Data items:
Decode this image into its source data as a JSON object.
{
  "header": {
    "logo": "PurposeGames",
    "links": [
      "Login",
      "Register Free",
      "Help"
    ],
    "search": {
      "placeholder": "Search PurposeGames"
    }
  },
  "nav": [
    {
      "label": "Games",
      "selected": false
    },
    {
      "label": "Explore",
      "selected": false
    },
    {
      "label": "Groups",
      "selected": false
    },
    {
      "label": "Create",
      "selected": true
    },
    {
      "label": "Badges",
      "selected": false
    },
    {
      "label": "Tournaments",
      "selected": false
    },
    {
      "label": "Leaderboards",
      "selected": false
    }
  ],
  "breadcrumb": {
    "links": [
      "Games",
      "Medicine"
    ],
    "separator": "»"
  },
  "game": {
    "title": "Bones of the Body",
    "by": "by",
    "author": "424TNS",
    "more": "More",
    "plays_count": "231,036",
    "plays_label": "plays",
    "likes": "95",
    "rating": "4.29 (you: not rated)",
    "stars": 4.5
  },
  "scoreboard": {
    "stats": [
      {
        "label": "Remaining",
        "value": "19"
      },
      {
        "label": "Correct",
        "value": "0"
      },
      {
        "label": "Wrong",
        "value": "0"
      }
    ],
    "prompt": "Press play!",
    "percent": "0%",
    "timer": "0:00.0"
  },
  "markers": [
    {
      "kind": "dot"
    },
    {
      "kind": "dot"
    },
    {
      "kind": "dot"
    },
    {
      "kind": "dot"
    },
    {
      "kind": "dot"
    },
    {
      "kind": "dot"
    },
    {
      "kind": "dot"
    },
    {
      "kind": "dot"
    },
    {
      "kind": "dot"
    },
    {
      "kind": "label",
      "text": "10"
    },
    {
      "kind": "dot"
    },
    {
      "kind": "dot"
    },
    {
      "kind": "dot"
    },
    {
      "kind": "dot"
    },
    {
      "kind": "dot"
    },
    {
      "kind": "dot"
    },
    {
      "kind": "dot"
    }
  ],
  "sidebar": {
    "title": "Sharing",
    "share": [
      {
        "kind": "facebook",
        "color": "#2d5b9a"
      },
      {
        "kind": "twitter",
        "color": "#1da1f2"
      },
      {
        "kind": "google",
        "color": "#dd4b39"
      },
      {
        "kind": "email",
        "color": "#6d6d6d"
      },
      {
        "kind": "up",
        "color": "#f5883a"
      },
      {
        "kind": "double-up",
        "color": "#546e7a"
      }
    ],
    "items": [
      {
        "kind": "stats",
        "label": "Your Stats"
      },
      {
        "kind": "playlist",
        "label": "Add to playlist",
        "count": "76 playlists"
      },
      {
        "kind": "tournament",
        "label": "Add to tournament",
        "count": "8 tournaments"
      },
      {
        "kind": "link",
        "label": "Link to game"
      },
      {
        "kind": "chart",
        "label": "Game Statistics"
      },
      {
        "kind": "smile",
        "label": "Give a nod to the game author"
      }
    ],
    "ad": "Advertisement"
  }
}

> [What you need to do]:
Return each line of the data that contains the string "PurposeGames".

> [Solution to this exercise]:
    "logo": "PurposeGames",
      "placeholder": "Search PurposeGames"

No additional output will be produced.